## DATA SHOWN
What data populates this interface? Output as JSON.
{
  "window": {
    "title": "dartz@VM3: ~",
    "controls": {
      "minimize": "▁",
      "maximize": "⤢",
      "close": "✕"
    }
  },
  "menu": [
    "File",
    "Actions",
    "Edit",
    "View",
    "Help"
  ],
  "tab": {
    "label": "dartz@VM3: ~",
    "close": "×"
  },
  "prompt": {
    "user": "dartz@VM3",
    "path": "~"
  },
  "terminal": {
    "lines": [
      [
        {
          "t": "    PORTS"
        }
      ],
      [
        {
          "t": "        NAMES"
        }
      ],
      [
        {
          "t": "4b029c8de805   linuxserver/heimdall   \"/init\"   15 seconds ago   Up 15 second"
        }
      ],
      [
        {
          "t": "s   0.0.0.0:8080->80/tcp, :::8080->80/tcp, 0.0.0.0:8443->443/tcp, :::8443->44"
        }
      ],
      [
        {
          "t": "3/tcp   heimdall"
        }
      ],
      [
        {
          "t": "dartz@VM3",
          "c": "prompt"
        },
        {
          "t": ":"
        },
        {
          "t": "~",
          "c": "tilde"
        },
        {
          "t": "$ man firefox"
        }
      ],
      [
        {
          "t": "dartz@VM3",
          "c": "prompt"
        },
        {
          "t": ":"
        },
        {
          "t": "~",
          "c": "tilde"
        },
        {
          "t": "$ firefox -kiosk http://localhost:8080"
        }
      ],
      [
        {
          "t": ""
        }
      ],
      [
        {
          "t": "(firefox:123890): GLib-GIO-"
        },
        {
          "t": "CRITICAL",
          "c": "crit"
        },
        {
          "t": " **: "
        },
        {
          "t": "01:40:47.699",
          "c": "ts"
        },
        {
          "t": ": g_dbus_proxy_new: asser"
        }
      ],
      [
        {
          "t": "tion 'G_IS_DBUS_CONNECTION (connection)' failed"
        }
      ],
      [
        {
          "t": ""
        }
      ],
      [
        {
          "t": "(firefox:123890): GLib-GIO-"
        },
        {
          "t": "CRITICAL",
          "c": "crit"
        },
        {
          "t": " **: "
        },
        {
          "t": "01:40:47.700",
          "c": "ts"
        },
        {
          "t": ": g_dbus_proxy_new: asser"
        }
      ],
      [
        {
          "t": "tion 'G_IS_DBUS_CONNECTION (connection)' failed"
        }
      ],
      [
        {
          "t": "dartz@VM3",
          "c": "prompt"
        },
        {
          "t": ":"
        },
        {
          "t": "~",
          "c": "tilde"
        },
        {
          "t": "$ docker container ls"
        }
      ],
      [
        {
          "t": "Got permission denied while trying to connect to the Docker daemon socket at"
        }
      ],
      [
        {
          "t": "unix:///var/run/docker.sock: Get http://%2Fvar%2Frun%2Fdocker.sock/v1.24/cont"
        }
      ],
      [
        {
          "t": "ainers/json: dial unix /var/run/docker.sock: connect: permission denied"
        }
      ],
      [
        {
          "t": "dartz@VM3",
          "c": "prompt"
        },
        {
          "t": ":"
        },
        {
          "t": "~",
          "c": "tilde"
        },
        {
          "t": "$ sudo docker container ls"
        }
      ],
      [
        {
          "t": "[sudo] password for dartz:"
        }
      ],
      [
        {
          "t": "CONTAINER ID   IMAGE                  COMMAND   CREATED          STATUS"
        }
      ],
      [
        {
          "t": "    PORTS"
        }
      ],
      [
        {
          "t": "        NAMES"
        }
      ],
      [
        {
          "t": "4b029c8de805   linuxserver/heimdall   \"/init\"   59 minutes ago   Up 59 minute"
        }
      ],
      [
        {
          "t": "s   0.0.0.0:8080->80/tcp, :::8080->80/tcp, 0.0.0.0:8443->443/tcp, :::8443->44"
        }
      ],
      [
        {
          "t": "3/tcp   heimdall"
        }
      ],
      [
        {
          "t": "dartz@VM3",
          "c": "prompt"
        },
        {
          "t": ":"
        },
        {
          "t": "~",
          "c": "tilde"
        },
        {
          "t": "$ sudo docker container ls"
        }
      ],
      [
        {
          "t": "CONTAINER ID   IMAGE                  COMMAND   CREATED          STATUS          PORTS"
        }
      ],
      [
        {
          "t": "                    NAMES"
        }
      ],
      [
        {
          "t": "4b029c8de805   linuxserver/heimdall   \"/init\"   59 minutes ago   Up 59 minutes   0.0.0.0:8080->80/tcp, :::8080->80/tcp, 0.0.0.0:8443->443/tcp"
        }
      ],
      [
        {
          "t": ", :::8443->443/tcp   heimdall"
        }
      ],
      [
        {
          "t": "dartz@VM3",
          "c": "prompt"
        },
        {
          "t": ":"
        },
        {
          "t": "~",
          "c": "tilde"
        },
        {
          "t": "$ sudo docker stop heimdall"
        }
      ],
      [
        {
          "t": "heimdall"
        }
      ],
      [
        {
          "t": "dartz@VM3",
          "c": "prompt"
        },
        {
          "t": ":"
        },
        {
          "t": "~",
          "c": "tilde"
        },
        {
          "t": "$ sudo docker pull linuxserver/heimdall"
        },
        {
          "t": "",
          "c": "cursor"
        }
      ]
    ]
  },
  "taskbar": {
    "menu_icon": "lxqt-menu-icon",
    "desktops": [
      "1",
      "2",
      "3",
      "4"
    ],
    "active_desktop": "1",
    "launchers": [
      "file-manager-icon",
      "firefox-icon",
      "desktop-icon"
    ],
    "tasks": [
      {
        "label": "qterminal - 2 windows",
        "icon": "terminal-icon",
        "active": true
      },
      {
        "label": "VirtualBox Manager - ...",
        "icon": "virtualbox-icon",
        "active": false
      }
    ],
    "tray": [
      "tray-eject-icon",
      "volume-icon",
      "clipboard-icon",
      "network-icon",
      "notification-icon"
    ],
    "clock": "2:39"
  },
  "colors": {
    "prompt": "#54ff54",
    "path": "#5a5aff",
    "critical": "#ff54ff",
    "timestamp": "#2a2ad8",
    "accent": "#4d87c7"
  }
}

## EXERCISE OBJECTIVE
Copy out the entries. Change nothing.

## REPLY
What data populates this interface? Output as JSON.
{
  "window": {
    "title": "dartz@VM3: ~",
    "controls": {
      "minimize": "▁",
      "maximize": "⤢",
      "close": "✕"
    }
  },
  "menu": [
    "File",
    "Actions",
    "Edit",
    "View",
    "Help"
  ],
  "tab": {
    "label": "dartz@VM3: ~",
    "close": "×"
  },
  "prompt": {
    "user": "dartz@VM3",
    "path": "~"
  },
  "terminal": {
    "lines": [
      [
        {
          "t": "    PORTS"
        }
      ],
      [
        {
          "t": "        NAMES"
        }
      ],
      [
        {
          "t": "4b029c8de805   linuxserver/heimdall   \"/init\"   15 seconds ago   Up 15 second"
        }
      ],
      [
        {
          "t": "s   0.0.0.0:8080->80/tcp, :::8080->80/tcp, 0.0.0.0:8443->443/tcp, :::8443->44"
        }
      ],
      [
        {
          "t": "3/tcp   heimdall"
        }
      ],
      [
        {
          "t": "dartz@VM3",
          "c": "prompt"
        },
        {
          "t": ":"
        },
        {
          "t": "~",
          "c": "tilde"
        },
        {
          "t": "$ man firefox"
        }
      ],
      [
        {
          "t": "dartz@VM3",
          "c": "prompt"
        },
        {
          "t": ":"
        },
        {
          "t": "~",
          "c": "tilde"
        },
        {
          "t": "$ firefox -kiosk http://localhost:8080"
        }
      ],
      [
        {
          "t": ""
        }
      ],
      [
        {
          "t": "(firefox:123890): GLib-GIO-"
        },
        {
          "t": "CRITICAL",
          "c": "crit"
        },
        {
          "t": " **: "
        },
        {
          "t": "01:40:47.699",
          "c": "ts"
        },
        {
          "t": ": g_dbus_proxy_new: asser"
        }
      ],
      [
        {
          "t": "tion 'G_IS_DBUS_CONNECTION (connection)' failed"
        }
      ],
      [
        {
          "t": ""
        }
      ],
      [
        {
          "t": "(firefox:123890): GLib-GIO-"
        },
        {
          "t": "CRITICAL",
          "c": "crit"
        },
        {
          "t": " **: "
        },
        {
          "t": "01:40:47.700",
          "c": "ts"
        },
        {
          "t": ": g_dbus_proxy_new: asser"
        }
      ],
      [
        {
          "t": "tion 'G_IS_DBUS_CONNECTION (connection)' failed"
        }
      ],
      [
        {
          "t": "dartz@VM3",
          "c": "prompt"
        },
        {
          "t": ":"
        },
        {
          "t": "~",
          "c": "tilde"
        },
        {
          "t": "$ docker container ls"
        }
      ],
      [
        {
          "t": "Got permission denied while trying to connect to the Docker daemon socket at"
        }
      ],
      [
        {
          "t": "unix:///var/run/docker.sock: Get http://%2Fvar%2Frun%2Fdocker.sock/v1.24/cont"
        }
      ],
      [
        {
          "t": "ainers/json: dial unix /var/run/docker.sock: connect: permission denied"
        }
      ],
      [
        {
          "t": "dartz@VM3",
          "c": "prompt"
        },
        {
          "t": ":"
        },
        {
          "t": "~",
          "c": "tilde"
        },
        {
          "t": "$ sudo docker container ls"
        }
      ],
      [
        {
          "t": "[sudo] password for dartz:"
        }
      ],
      [
        {
          "t": "CONTAINER ID   IMAGE                  COMMAND   CREATED          STATUS"
        }
      ],
      [
        {
          "t": "    PORTS"
        }
      ],
      [
        {
          "t": "        NAMES"
        }
      ],
      [
        {
          "t": "4b029c8de805   linuxserver/heimdall   \"/init\"   59 minutes ago   Up 59 minute"
        }
      ],
      [
        {
          "t": "s   0.0.0.0:8080->80/tcp, :::8080->80/tcp, 0.0.0.0:8443->443/tcp, :::8443->44"
        }
      ],
      [
        {
          "t": "3/tcp   heimdall"
        }
      ],
      [
        {
          "t": "dartz@VM3",
          "c": "prompt"
        },
        {
          "t": ":"
        },
        {
          "t": "~",
          "c": "tilde"
        },
        {
          "t": "$ sudo docker container ls"
        }
      ],
      [
        {
          "t": "CONTAINER ID   IMAGE                  COMMAND   CREATED          STATUS          PORTS"
        }
      ],
      [
        {
          "t": "                    NAMES"
        }
      ],
      [
        {
          "t": "4b029c8de805   linuxserver/heimdall   \"/init\"   59 minutes ago   Up 59 minutes   0.0.0.0:8080->80/tcp, :::8080->80/tcp, 0.0.0.0:8443->443/tcp"
        }
      ],
      [
        {
          "t": ", :::8443->443/tcp   heimdall"
        }
      ],
      [
        {
          "t": "dartz@VM3",
          "c": "prompt"
        },
        {
          "t": ":"
        },
        {
          "t": "~",
          "c": "tilde"
        },
        {
          "t": "$ sudo docker stop heimdall"
        }
      ],
      [
        {
          "t": "heimdall"
        }
      ],
      [
        {
          "t": "dartz@VM3",
          "c": "prompt"
        },
        {
          "t": ":"
        },
        {
          "t": "~",
          "c": "tilde"
        },
        {
          "t": "$ sudo docker pull linuxserver/heimdall"
        },
        {
          "t": "",
          "c": "cursor"
        }
      ]
    ]
  },
  "taskbar": {
    "menu_icon": "lxqt-menu-icon",
    "desktops": [
      "1",
      "2",
      "3",
      "4"
    ],
    "active_desktop": "1",
    "launchers": [
      "file-manager-icon",
      "firefox-icon",
      "desktop-icon"
    ],
    "tasks": [
      {
        "label": "qterminal - 2 windows",
        "icon": "terminal-icon",
        "active": true
      },
      {
        "label": "VirtualBox Manager - ...",
        "icon": "virtualbox-icon",
        "active": false
      }
    ],
    "tray": [
      "tray-eject-icon",
      "volume-icon",
      "clipboard-icon",
      "network-icon",
      "notification-icon"
    ],
    "clock": "2:39"
  },
  "colors": {
    "prompt": "#54ff54",
    "path": "#5a5aff",
    "critical": "#ff54ff",
    "timestamp": "#2a2ad8",
    "accent": "#4d87c7"
  }
}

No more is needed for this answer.